The final category of reasons ESG boosts financial performance are what are best referred to as x-factors; these factors don’t cleanly fit into either top or bottom-line growth because they either affect both, or are sufficiently nebulous as to be too hard to directly study. The most talked about of these x-factors is greater talent attraction. Workers are increasingly looking to their employers to match their values and invest in the causes they care about. And, given the growing popularity of climate groups it is no surprise that ESG efforts are one of the top social causes workers look for these days. In fact, Moore Global found that during their study of over 1200 companies, companies with strong ESG efforts grew headcounts by 11% versus the 6.5% headcount growth experienced by other businesses8. With how tight the labor market remains, and the premiums and difficulties companies are experiencing in attracting top talent, ESG can represent a surprisingly cost-effective way to get the best of the best employees, allowing firms to out-compete their peers.
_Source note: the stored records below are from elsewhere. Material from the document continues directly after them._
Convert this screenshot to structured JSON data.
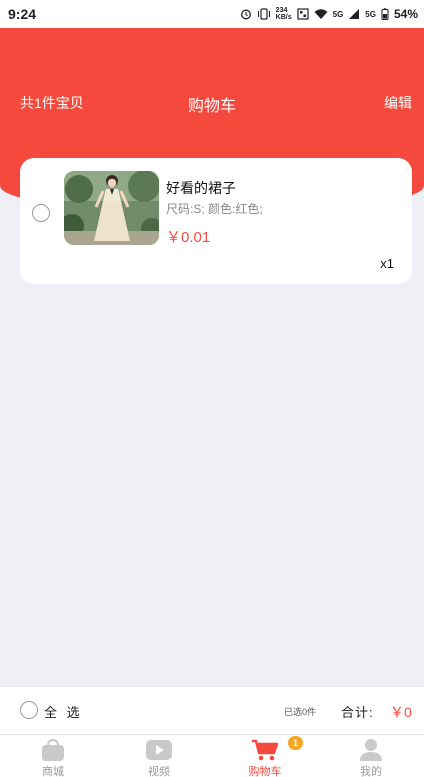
{
  "status_bar": {
    "time": "9:24",
    "network_speed": "234\nKB/s",
    "signal_5g_1": "5G",
    "signal_5g_2": "5G",
    "battery": "54%"
  },
  "header": {
    "item_count": "共1件宝贝",
    "title": "购物车",
    "edit": "编辑"
  },
  "cart_item": {
    "name": "好看的裙子",
    "spec": "尺码:S; 颜色:红色;",
    "price": "￥0.01",
    "quantity": "x1"
  },
  "footer": {
    "select_all": "全 选",
    "selected_count": "已选0件",
    "total_label": "合计:",
    "total_value": "￥0"
  },
  "tabbar": {
    "tabs": [
      {
        "label": "商城",
        "icon": "bag-icon"
      },
      {
        "label": "视频",
        "icon": "play-icon"
      },
      {
        "label": "购物车",
        "icon": "cart-icon",
        "badge": "1"
      },
      {
        "label": "我的",
        "icon": "user-icon"
      }
    ]
  },
  "colors": {
    "accent": "#f6493e",
    "badge": "#f5a623",
    "background": "#eef0f5",
    "inactive_tab": "#c9c9c9"
  }
}
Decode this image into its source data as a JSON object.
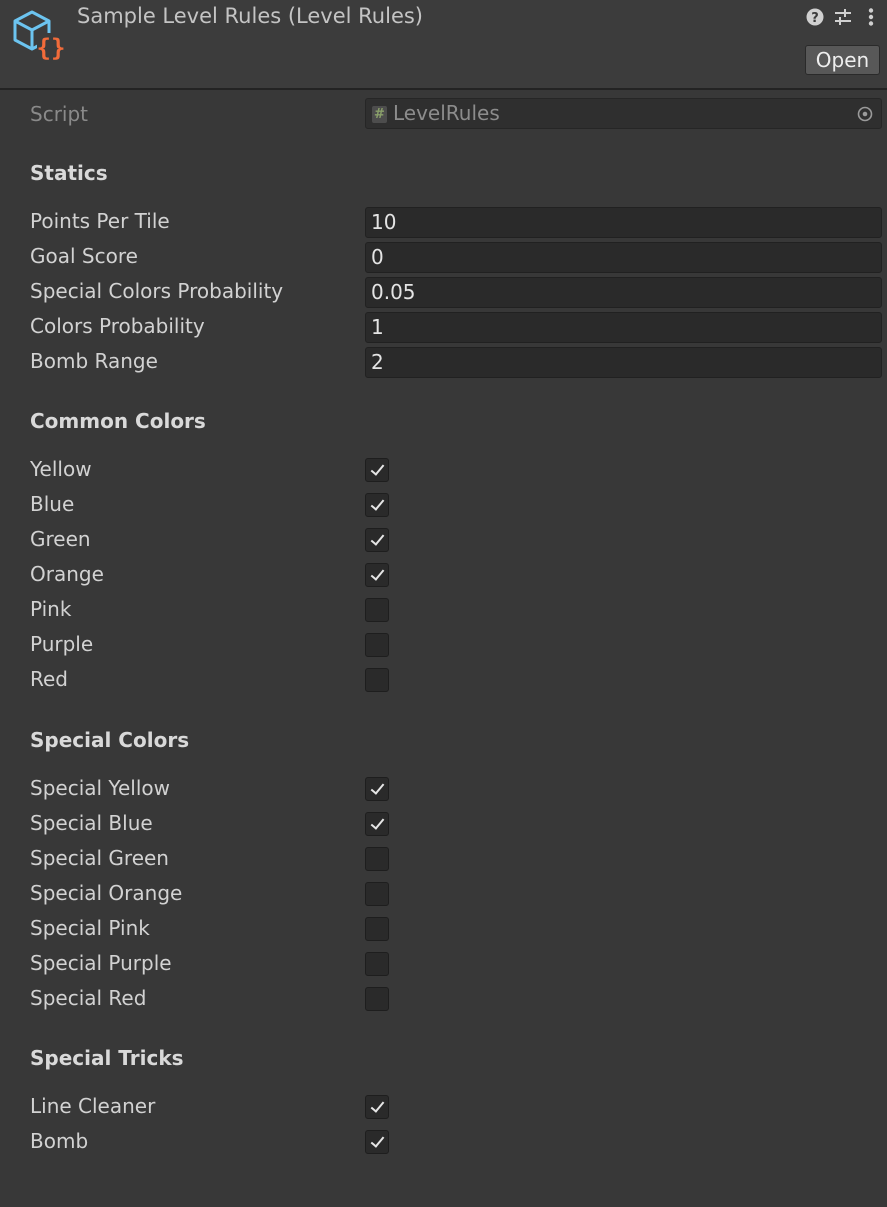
{
  "header": {
    "title": "Sample Level Rules (Level Rules)",
    "open_label": "Open"
  },
  "script": {
    "label": "Script",
    "value": "LevelRules"
  },
  "statics": {
    "title": "Statics",
    "fields": [
      {
        "label": "Points Per Tile",
        "value": "10"
      },
      {
        "label": "Goal Score",
        "value": "0"
      },
      {
        "label": "Special Colors Probability",
        "value": "0.05"
      },
      {
        "label": "Colors Probability",
        "value": "1"
      },
      {
        "label": "Bomb Range",
        "value": "2"
      }
    ]
  },
  "common_colors": {
    "title": "Common Colors",
    "items": [
      {
        "label": "Yellow",
        "checked": true
      },
      {
        "label": "Blue",
        "checked": true
      },
      {
        "label": "Green",
        "checked": true
      },
      {
        "label": "Orange",
        "checked": true
      },
      {
        "label": "Pink",
        "checked": false
      },
      {
        "label": "Purple",
        "checked": false
      },
      {
        "label": "Red",
        "checked": false
      }
    ]
  },
  "special_colors": {
    "title": "Special Colors",
    "items": [
      {
        "label": "Special Yellow",
        "checked": true
      },
      {
        "label": "Special Blue",
        "checked": true
      },
      {
        "label": "Special Green",
        "checked": false
      },
      {
        "label": "Special Orange",
        "checked": false
      },
      {
        "label": "Special Pink",
        "checked": false
      },
      {
        "label": "Special Purple",
        "checked": false
      },
      {
        "label": "Special Red",
        "checked": false
      }
    ]
  },
  "special_tricks": {
    "title": "Special Tricks",
    "items": [
      {
        "label": "Line Cleaner",
        "checked": true
      },
      {
        "label": "Bomb",
        "checked": true
      }
    ]
  },
  "icons": {
    "asset": "scriptable-object-icon",
    "help": "help-icon",
    "presets": "presets-sliders-icon",
    "menu": "kebab-menu-icon",
    "picker": "object-picker-icon"
  },
  "colors": {
    "background": "#383838",
    "header": "#3c3c3c",
    "field": "#2a2a2a",
    "accent_blue": "#6cc4f0",
    "accent_orange": "#f26b3a"
  }
}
The second important x-factor to go over is also one of the most difficult to calculate, and that is the affect that strong ESG efforts can have on reducing regulatory and legal interventions. Regulatory and legal interventions are actually one of the greatest risks that many businesses face, and frequently one of the least talked about due to how nebulous they are. One recent study estimated that in the typical company 25-30% of corporate profits are at risk of state intervention, with that percentage rising to 60% for industries such as financial services and defense9. In addition, it is increasingly clear that ESG causes are increasingly important to governments across the globe as a raft of potential new regulations have been proposed in recent years, such as Biden’s proposed Federal Supplier Climate Risks and Resilience Rule. These proposed rules, along with general posturing from watch dogs and regulators plus the high amount of monetary risk involved for companies, suggest that any ESG move that would give a business the “benefit of the doubt” or directly appease concerns may well be worth the effort.
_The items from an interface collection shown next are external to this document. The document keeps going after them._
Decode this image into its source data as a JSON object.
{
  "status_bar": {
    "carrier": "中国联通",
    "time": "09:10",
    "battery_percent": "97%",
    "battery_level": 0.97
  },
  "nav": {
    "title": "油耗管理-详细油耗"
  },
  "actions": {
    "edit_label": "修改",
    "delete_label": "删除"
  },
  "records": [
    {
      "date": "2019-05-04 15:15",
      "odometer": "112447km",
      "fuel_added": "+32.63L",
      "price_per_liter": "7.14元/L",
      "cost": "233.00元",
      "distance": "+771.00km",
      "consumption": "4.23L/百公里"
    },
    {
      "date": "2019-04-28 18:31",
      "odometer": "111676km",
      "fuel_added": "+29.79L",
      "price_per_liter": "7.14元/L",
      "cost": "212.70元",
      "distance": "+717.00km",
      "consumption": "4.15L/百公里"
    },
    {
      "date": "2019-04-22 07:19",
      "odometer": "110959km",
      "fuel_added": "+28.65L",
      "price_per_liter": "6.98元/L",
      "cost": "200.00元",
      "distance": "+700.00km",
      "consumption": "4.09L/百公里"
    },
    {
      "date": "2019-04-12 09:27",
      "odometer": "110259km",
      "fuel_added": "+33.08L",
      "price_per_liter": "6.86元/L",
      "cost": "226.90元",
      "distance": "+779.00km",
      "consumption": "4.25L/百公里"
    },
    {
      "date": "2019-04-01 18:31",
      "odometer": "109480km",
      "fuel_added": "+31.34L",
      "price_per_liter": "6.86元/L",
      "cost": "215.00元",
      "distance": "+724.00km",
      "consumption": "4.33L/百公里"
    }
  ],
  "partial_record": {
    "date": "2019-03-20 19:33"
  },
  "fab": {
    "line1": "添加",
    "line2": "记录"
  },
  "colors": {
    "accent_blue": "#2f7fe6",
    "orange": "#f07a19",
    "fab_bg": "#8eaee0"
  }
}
Between the top line growth, bottom line growth, and x-factors ESG can enable, it is no surprise that companies are increasingly choosing to invest in it. And that investment appears to be paying off, companies with high ESG scores have 2.7 times the total return than those with poor performance10. If your company is looking to expand, redevelop, or otherwise adjust their ESG efforts please feel free to visit Trexin’s ESG Practice Area page and learn more about how we can help you with your journey. We will be back with part two of this TIP series which will be focused on ESG operating models and organizational ESG maturity.

Environmental, Social, and Governance Practice Area


  1. Pérez, Lucy, et al. “Does ESG Really Matter–and Why?” McKinsey & Company, McKinsey & Company, 24 Oct. 2022,
  2. Whelan, Tensie, et al. “ESG AND FINANCIAL PERFORMANCE: Uncovering the Relationship by Aggregating Evidence from 1,000 Plus Studies Published between 2015 – 2020.” Center For Sustainable Business, Accessed 16 Jan. 2023.
  3. Henisz, Witold, et al. “Five Ways That ESG Creates Value – Mckinsey & Company.” McKinsey Quarterly, McKinsey & Company, Nov. 2019.
  4. Malik, Zoya. “$4 Trillion Increase in Revenue for Businesses Placing Greater Importance on ESG.” International Accounting Bulletin, 26 Sept. 2022,
  5. Rapier, Robert. “The Cost of Ignoring ESG.” Forbes, Forbes Magazine, 10 Dec. 2021,
  6. Lacy, Peter. “UN Global Compact Study: Corporate Sustainability.”, Accenture, 20 Oct. 2022,
  7. Gross, Pierre. “Opportunities and Challenges for Integrating ESG Risk into Existing Frameworks.” Financial Services Blog, Accenture, 11 May 2021,
  8. Malik, Zoya. “$4 Trillion Increase in Revenue for Businesses Placing Greater Importance on ESG.” International Accounting Bulletin, 26 Sept. 2022,
  9. Henisz, Witold, et al. “Five Ways That ESG Creates Value – Mckinsey & Company.” McKinsey Quarterly, McKinsey & Company , Nov. 2019.
  10. Gross, Pierre. “Opportunities and Challenges for Integrating ESG Risk into Existing Frameworks.” Financial Services Blog, Accenture, 11 May 2021,
Tagged in: Environmental Sciences, Other Industries, Strategy & Innovation